─── Excerpted records ───
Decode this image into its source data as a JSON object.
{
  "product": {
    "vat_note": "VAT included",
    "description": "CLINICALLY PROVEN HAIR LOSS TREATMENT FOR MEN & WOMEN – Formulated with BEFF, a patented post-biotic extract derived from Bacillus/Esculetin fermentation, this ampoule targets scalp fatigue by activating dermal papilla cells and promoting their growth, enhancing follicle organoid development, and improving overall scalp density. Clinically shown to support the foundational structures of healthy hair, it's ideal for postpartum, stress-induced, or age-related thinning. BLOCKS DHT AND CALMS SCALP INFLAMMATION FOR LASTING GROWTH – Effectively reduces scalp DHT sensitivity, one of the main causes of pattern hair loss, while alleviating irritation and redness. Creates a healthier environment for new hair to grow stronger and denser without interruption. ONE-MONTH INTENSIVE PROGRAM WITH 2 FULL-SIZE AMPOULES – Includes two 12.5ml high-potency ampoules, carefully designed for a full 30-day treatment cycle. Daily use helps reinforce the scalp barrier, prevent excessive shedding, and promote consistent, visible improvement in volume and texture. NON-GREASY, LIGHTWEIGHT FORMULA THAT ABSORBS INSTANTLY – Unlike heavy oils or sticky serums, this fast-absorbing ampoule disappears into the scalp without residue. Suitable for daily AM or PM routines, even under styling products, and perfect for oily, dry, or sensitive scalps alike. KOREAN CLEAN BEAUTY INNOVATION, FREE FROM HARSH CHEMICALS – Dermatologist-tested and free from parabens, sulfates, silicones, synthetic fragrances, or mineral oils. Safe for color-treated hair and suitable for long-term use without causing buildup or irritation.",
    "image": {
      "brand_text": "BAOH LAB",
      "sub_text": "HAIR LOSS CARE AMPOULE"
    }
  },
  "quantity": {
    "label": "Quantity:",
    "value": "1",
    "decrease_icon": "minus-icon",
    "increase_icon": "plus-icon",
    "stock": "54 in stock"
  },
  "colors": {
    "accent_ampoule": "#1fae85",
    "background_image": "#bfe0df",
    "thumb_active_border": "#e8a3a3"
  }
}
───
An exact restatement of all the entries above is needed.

• _Problem solution_
Decode this image into its source data as a JSON object.
{
  "product": {
    "vat_note": "VAT included",
    "description": "CLINICALLY PROVEN HAIR LOSS TREATMENT FOR MEN & WOMEN – Formulated with BEFF, a patented post-biotic extract derived from Bacillus/Esculetin fermentation, this ampoule targets scalp fatigue by activating dermal papilla cells and promoting their growth, enhancing follicle organoid development, and improving overall scalp density. Clinically shown to support the foundational structures of healthy hair, it's ideal for postpartum, stress-induced, or age-related thinning. BLOCKS DHT AND CALMS SCALP INFLAMMATION FOR LASTING GROWTH – Effectively reduces scalp DHT sensitivity, one of the main causes of pattern hair loss, while alleviating irritation and redness. Creates a healthier environment for new hair to grow stronger and denser without interruption. ONE-MONTH INTENSIVE PROGRAM WITH 2 FULL-SIZE AMPOULES – Includes two 12.5ml high-potency ampoules, carefully designed for a full 30-day treatment cycle. Daily use helps reinforce the scalp barrier, prevent excessive shedding, and promote consistent, visible improvement in volume and texture. NON-GREASY, LIGHTWEIGHT FORMULA THAT ABSORBS INSTANTLY – Unlike heavy oils or sticky serums, this fast-absorbing ampoule disappears into the scalp without residue. Suitable for daily AM or PM routines, even under styling products, and perfect for oily, dry, or sensitive scalps alike. KOREAN CLEAN BEAUTY INNOVATION, FREE FROM HARSH CHEMICALS – Dermatologist-tested and free from parabens, sulfates, silicones, synthetic fragrances, or mineral oils. Safe for color-treated hair and suitable for long-term use without causing buildup or irritation.",
    "image": {
      "brand_text": "BAOH LAB",
      "sub_text": "HAIR LOSS CARE AMPOULE"
    }
  },
  "quantity": {
    "label": "Quantity:",
    "value": "1",
    "decrease_icon": "minus-icon",
    "increase_icon": "plus-icon",
    "stock": "54 in stock"
  },
  "colors": {
    "accent_ampoule": "#1fae85",
    "background_image": "#bfe0df",
    "thumb_active_border": "#e8a3a3"
  }
}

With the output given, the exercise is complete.